How they see us: Will Hillary be a team player?
Optimists point out that Clinton won’t need to waste time learning on the job. Pessimists are afraid she could undermine Obama's foreign policy with her own views.
Can Hillary Clinton really be subordinate to Barack Obama? asked Beat Ammann in Switzerland’s Neue Zürcher Zeitung. The U.S. president-elect this week officially named as his secretary of state the one person in the world “who enjoys just as much star status” as he does. In fact, world leaders already know Clinton far better than they do her boss. So is that a good thing or not? Optimists say yes, because Obama can trust that Clinton won’t need to waste time learning on the job. But pessimists—and there are apparently far more of these—fear that the appointment “could lead to the implosion of the Obama administration.”
The danger, said Klaus-Dieter Frankenberger in Germany’s Frankfurter Allgemeine Zeitung, is that Clinton could easily promote “her own foreign policy on the side,” rather than Obama’s. We know that she is more hawkish than he, and that she supported the Iraq war while he did not. Still, Clinton brings considerable strengths to her new role. “Faced with the Putins and Ahmadinejads of this world, Hillary Clinton will be no softy.” With her smarts and her experience as First Lady and as a U.S. senator, she has the potential to build a foreign policy “that takes into account the great changes in the world” that have occurred in the past eight years.
At first, I hadn’t “been wild about the idea” of Hillary Clinton in Obama’s Cabinet, said Michael Tomasky in Britain’s The Guardian. U.S. diplomacy tends to flounder whenever a secretary of state is perceived around the world “not to have any real juice with the White House.” Recent case in point: Colin Powell, George W. Bush’s first secretary of state.
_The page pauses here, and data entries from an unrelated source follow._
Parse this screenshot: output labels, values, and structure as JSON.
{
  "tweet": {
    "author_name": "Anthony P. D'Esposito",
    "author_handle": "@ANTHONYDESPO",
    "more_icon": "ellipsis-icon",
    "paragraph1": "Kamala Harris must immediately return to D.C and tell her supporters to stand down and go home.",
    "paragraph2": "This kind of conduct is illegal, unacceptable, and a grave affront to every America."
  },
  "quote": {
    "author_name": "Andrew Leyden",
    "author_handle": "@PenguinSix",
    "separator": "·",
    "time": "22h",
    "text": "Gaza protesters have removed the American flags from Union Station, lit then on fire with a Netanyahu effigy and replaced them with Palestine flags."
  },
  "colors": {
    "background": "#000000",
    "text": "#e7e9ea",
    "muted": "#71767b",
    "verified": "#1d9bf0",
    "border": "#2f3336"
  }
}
But Clinton assuaged my fears when, in accepting Obama’s nomination this week, she argued convincingly that when she spoke, “she would be speaking for President Obama” and not for herself. “The two of them together, with their star power and moral authority in the world, can accomplish a lot.”
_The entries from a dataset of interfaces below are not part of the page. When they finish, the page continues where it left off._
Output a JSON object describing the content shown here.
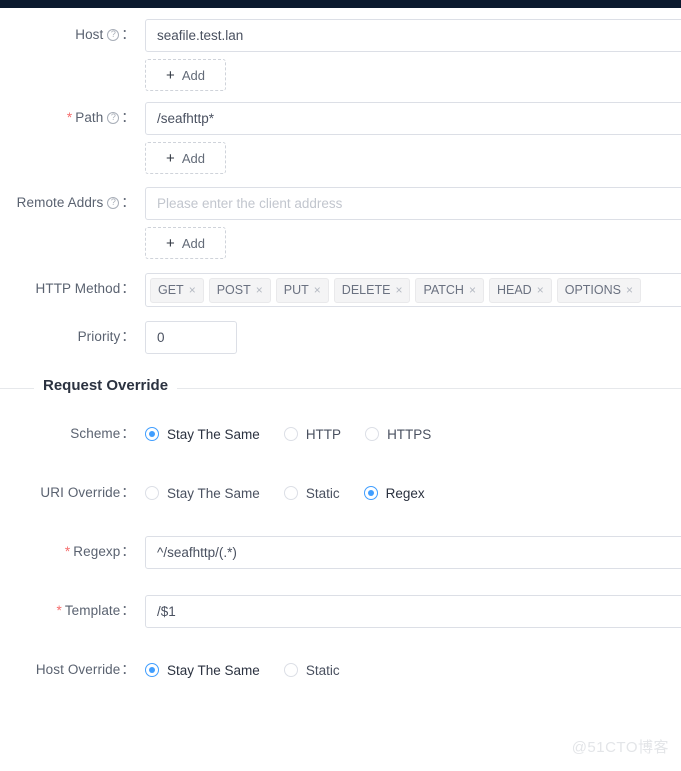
{
  "window": {
    "topbar_color": "#0b1a2e",
    "accent_color": "#409eff",
    "required_color": "#f56c6c"
  },
  "form": {
    "fields": [
      {
        "key": "host",
        "label": "Host",
        "required": false,
        "help_icon": "question-circle-icon",
        "colon": "：",
        "value": "seafile.test.lan",
        "placeholder": "",
        "add_label": "Add",
        "add_icon": "plus-icon"
      },
      {
        "key": "path",
        "label": "Path",
        "required": true,
        "required_mark": "*",
        "help_icon": "question-circle-icon",
        "colon": "：",
        "value": "/seafhttp*",
        "placeholder": "",
        "add_label": "Add",
        "add_icon": "plus-icon"
      },
      {
        "key": "remote_addrs",
        "label": "Remote Addrs",
        "required": false,
        "help_icon": "question-circle-icon",
        "colon": "：",
        "value": "",
        "placeholder": "Please enter the client address",
        "add_label": "Add",
        "add_icon": "plus-icon"
      }
    ],
    "http_method": {
      "label": "HTTP Method",
      "colon": "：",
      "tags": [
        "GET",
        "POST",
        "PUT",
        "DELETE",
        "PATCH",
        "HEAD",
        "OPTIONS"
      ],
      "remove_icon": "close-icon",
      "remove_glyph": "×"
    },
    "priority": {
      "label": "Priority",
      "colon": "：",
      "value": "0"
    }
  },
  "request_override": {
    "section_title": "Request Override",
    "scheme": {
      "label": "Scheme",
      "colon": "：",
      "options": [
        "Stay The Same",
        "HTTP",
        "HTTPS"
      ],
      "selected": "Stay The Same"
    },
    "uri_override": {
      "label": "URI Override",
      "colon": "：",
      "options": [
        "Stay The Same",
        "Static",
        "Regex"
      ],
      "selected": "Regex"
    },
    "regexp": {
      "label": "Regexp",
      "required_mark": "*",
      "colon": "：",
      "value": "^/seafhttp/(.*)"
    },
    "template": {
      "label": "Template",
      "required_mark": "*",
      "colon": "：",
      "value": "/$1"
    },
    "host_override": {
      "label": "Host Override",
      "colon": "：",
      "options": [
        "Stay The Same",
        "Static"
      ],
      "selected": "Stay The Same"
    }
  },
  "watermark": "@51CTO博客"
}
Such a strong voice at the U.S. State Department is vital to “shake the Europeans out of their torpor,” said Jean-Claude Kiefer in France’s Dernières Nouvelles d’Alsace. Europeans have long “dreamed of a more multilateral world,” but they may not rejoice at finally getting one. If the U.S. under Obama relies more on its allies, that will mean Europe “will have to face up to its responsibilities.” For instance, Europe has long brushed off Bush administration pleas for more troops in Afghanistan. It will be up to Clinton to “convince the Europeans” that a stable Afghanistan is in their interest, too. “It won’t be easy.”